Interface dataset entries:
::::::

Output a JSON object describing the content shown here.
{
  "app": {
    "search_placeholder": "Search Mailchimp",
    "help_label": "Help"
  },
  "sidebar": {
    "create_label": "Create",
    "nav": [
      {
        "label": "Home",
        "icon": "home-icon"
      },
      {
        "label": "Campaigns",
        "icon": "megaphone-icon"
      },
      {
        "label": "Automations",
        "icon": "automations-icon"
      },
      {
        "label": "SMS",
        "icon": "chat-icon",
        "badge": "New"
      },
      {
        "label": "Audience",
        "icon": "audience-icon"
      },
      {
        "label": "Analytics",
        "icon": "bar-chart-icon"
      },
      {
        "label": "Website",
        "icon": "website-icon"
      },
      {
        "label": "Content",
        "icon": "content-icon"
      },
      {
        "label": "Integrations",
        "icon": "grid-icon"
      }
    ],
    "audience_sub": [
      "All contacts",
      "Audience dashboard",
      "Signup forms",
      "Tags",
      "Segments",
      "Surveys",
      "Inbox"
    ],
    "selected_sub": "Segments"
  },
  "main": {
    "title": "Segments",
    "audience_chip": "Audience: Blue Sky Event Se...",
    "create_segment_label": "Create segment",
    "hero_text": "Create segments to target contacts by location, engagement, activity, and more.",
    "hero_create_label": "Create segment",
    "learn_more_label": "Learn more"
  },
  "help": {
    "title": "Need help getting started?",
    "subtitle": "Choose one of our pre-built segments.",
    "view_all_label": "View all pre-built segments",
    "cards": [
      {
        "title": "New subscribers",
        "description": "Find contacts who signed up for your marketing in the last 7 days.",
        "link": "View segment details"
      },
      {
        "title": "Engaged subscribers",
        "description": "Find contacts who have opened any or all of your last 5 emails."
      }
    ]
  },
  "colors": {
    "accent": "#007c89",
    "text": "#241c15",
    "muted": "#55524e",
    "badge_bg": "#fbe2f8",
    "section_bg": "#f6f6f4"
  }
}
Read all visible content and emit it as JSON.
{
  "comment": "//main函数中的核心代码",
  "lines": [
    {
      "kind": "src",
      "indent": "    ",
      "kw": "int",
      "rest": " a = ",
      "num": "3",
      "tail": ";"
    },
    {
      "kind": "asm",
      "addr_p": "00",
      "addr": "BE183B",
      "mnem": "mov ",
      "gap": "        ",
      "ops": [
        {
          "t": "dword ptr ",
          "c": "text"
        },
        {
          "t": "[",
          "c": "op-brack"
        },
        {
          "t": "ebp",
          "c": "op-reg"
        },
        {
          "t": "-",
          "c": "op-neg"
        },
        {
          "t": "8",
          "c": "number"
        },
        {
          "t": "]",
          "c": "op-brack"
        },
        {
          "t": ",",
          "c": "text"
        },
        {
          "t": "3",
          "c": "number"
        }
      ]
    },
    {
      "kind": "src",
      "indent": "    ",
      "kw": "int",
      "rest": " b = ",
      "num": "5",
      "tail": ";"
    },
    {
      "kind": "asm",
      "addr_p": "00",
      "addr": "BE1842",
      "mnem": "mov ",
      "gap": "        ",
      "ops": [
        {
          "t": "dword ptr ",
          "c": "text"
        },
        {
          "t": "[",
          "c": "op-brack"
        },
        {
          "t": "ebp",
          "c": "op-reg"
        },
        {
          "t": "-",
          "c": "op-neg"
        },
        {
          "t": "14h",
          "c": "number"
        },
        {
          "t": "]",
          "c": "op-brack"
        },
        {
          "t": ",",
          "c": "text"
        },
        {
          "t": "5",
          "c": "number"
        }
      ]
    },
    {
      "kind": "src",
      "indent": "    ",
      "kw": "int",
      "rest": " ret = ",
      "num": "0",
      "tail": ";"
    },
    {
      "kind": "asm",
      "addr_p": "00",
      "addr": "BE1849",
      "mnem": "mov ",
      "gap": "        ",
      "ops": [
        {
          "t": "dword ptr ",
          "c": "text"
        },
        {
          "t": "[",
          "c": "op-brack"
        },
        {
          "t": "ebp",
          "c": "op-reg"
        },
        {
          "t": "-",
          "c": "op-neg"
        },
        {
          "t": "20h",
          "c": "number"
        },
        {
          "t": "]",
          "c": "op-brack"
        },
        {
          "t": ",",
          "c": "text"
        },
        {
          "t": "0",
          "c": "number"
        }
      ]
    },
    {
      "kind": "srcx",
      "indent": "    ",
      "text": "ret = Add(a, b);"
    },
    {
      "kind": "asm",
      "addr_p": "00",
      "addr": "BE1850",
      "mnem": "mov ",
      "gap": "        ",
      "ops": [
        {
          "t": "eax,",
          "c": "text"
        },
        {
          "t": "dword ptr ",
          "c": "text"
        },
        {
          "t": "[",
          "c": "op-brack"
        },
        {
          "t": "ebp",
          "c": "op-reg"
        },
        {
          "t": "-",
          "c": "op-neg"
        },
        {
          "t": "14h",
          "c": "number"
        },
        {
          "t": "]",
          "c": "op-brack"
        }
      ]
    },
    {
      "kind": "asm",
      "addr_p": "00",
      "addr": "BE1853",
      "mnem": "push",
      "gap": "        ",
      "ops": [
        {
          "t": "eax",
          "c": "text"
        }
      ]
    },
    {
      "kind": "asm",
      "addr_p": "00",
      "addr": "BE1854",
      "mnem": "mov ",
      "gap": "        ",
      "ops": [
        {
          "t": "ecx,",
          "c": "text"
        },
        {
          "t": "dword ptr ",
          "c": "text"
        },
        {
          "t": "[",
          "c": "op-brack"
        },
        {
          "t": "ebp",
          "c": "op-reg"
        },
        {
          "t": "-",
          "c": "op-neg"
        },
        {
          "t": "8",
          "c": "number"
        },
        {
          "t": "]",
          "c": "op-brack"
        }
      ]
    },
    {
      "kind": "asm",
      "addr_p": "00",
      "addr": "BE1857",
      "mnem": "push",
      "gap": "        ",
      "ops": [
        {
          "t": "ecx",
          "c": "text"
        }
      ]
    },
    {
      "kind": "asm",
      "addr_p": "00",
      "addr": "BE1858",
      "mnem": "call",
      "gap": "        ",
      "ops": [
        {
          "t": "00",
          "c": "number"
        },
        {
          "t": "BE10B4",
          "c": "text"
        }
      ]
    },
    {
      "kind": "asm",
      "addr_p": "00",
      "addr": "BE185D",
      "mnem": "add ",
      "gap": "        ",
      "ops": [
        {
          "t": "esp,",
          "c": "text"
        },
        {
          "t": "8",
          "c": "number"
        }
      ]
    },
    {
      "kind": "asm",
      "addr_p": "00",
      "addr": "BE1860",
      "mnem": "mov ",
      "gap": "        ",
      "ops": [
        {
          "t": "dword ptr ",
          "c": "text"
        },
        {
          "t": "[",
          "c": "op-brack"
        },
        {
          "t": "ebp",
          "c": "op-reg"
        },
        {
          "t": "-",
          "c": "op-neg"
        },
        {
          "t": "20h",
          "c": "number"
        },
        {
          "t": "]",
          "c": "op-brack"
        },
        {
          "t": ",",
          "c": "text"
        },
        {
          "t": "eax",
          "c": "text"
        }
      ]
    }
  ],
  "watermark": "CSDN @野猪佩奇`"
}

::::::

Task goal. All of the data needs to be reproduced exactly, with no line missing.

Exercise answer.
Output a JSON object describing the content shown here.
{
  "app": {
    "search_placeholder": "Search Mailchimp",
    "help_label": "Help"
  },
  "sidebar": {
    "create_label": "Create",
    "nav": [
      {
        "label": "Home",
        "icon": "home-icon"
      },
      {
        "label": "Campaigns",
        "icon": "megaphone-icon"
      },
      {
        "label": "Automations",
        "icon": "automations-icon"
      },
      {
        "label": "SMS",
        "icon": "chat-icon",
        "badge": "New"
      },
      {
        "label": "Audience",
        "icon": "audience-icon"
      },
      {
        "label": "Analytics",
        "icon": "bar-chart-icon"
      },
      {
        "label": "Website",
        "icon": "website-icon"
      },
      {
        "label": "Content",
        "icon": "content-icon"
      },
      {
        "label": "Integrations",
        "icon": "grid-icon"
      }
    ],
    "audience_sub": [
      "All contacts",
      "Audience dashboard",
      "Signup forms",
      "Tags",
      "Segments",
      "Surveys",
      "Inbox"
    ],
    "selected_sub": "Segments"
  },
  "main": {
    "title": "Segments",
    "audience_chip": "Audience: Blue Sky Event Se...",
    "create_segment_label": "Create segment",
    "hero_text": "Create segments to target contacts by location, engagement, activity, and more.",
    "hero_create_label": "Create segment",
    "learn_more_label": "Learn more"
  },
  "help": {
    "title": "Need help getting started?",
    "subtitle": "Choose one of our pre-built segments.",
    "view_all_label": "View all pre-built segments",
    "cards": [
      {
        "title": "New subscribers",
        "description": "Find contacts who signed up for your marketing in the last 7 days.",
        "link": "View segment details"
      },
      {
        "title": "Engaged subscribers",
        "description": "Find contacts who have opened any or all of your last 5 emails."
      }
    ]
  },
  "colors": {
    "accent": "#007c89",
    "text": "#241c15",
    "muted": "#55524e",
    "badge_bg": "#fbe2f8",
    "section_bg": "#f6f6f4"
  }
}
Read all visible content and emit it as JSON.
{
  "comment": "//main函数中的核心代码",
  "lines": [
    {
      "kind": "src",
      "indent": "    ",
      "kw": "int",
      "rest": " a = ",
      "num": "3",
      "tail": ";"
    },
    {
      "kind": "asm",
      "addr_p": "00",
      "addr": "BE183B",
      "mnem": "mov ",
      "gap": "        ",
      "ops": [
        {
          "t": "dword ptr ",
          "c": "text"
        },
        {
          "t": "[",
          "c": "op-brack"
        },
        {
          "t": "ebp",
          "c": "op-reg"
        },
        {
          "t": "-",
          "c": "op-neg"
        },
        {
          "t": "8",
          "c": "number"
        },
        {
          "t": "]",
          "c": "op-brack"
        },
        {
          "t": ",",
          "c": "text"
        },
        {
          "t": "3",
          "c": "number"
        }
      ]
    },
    {
      "kind": "src",
      "indent": "    ",
      "kw": "int",
      "rest": " b = ",
      "num": "5",
      "tail": ";"
    },
    {
      "kind": "asm",
      "addr_p": "00",
      "addr": "BE1842",
      "mnem": "mov ",
      "gap": "        ",
      "ops": [
        {
          "t": "dword ptr ",
          "c": "text"
        },
        {
          "t": "[",
          "c": "op-brack"
        },
        {
          "t": "ebp",
          "c": "op-reg"
        },
        {
          "t": "-",
          "c": "op-neg"
        },
        {
          "t": "14h",
          "c": "number"
        },
        {
          "t": "]",
          "c": "op-brack"
        },
        {
          "t": ",",
          "c": "text"
        },
        {
          "t": "5",
          "c": "number"
        }
      ]
    },
    {
      "kind": "src",
      "indent": "    ",
      "kw": "int",
      "rest": " ret = ",
      "num": "0",
      "tail": ";"
    },
    {
      "kind": "asm",
      "addr_p": "00",
      "addr": "BE1849",
      "mnem": "mov ",
      "gap": "        ",
      "ops": [
        {
          "t": "dword ptr ",
          "c": "text"
        },
        {
          "t": "[",
          "c": "op-brack"
        },
        {
          "t": "ebp",
          "c": "op-reg"
        },
        {
          "t": "-",
          "c": "op-neg"
        },
        {
          "t": "20h",
          "c": "number"
        },
        {
          "t": "]",
          "c": "op-brack"
        },
        {
          "t": ",",
          "c": "text"
        },
        {
          "t": "0",
          "c": "number"
        }
      ]
    },
    {
      "kind": "srcx",
      "indent": "    ",
      "text": "ret = Add(a, b);"
    },
    {
      "kind": "asm",
      "addr_p": "00",
      "addr": "BE1850",
      "mnem": "mov ",
      "gap": "        ",
      "ops": [
        {
          "t": "eax,",
          "c": "text"
        },
        {
          "t": "dword ptr ",
          "c": "text"
        },
        {
          "t": "[",
          "c": "op-brack"
        },
        {
          "t": "ebp",
          "c": "op-reg"
        },
        {
          "t": "-",
          "c": "op-neg"
        },
        {
          "t": "14h",
          "c": "number"
        },
        {
          "t": "]",
          "c": "op-brack"
        }
      ]
    },
    {
      "kind": "asm",
      "addr_p": "00",
      "addr": "BE1853",
      "mnem": "push",
      "gap": "        ",
      "ops": [
        {
          "t": "eax",
          "c": "text"
        }
      ]
    },
    {
      "kind": "asm",
      "addr_p": "00",
      "addr": "BE1854",
      "mnem": "mov ",
      "gap": "        ",
      "ops": [
        {
          "t": "ecx,",
          "c": "text"
        },
        {
          "t": "dword ptr ",
          "c": "text"
        },
        {
          "t": "[",
          "c": "op-brack"
        },
        {
          "t": "ebp",
          "c": "op-reg"
        },
        {
          "t": "-",
          "c": "op-neg"
        },
        {
          "t": "8",
          "c": "number"
        },
        {
          "t": "]",
          "c": "op-brack"
        }
      ]
    },
    {
      "kind": "asm",
      "addr_p": "00",
      "addr": "BE1857",
      "mnem": "push",
      "gap": "        ",
      "ops": [
        {
          "t": "ecx",
          "c": "text"
        }
      ]
    },
    {
      "kind": "asm",
      "addr_p": "00",
      "addr": "BE1858",
      "mnem": "call",
      "gap": "        ",
      "ops": [
        {
          "t": "00",
          "c": "number"
        },
        {
          "t": "BE10B4",
          "c": "text"
        }
      ]
    },
    {
      "kind": "asm",
      "addr_p": "00",
      "addr": "BE185D",
      "mnem": "add ",
      "gap": "        ",
      "ops": [
        {
          "t": "esp,",
          "c": "text"
        },
        {
          "t": "8",
          "c": "number"
        }
      ]
    },
    {
      "kind": "asm",
      "addr_p": "00",
      "addr": "BE1860",
      "mnem": "mov ",
      "gap": "        ",
      "ops": [
        {
          "t": "dword ptr ",
          "c": "text"
        },
        {
          "t": "[",
          "c": "op-brack"
        },
        {
          "t": "ebp",
          "c": "op-reg"
        },
        {
          "t": "-",
          "c": "op-neg"
        },
        {
          "t": "20h",
          "c": "number"
        },
        {
          "t": "]",
          "c": "op-brack"
        },
        {
          "t": ",",
          "c": "text"
        },
        {
          "t": "eax",
          "c": "text"
        }
      ]
    }
  ],
  "watermark": "CSDN @野猪佩奇`"
}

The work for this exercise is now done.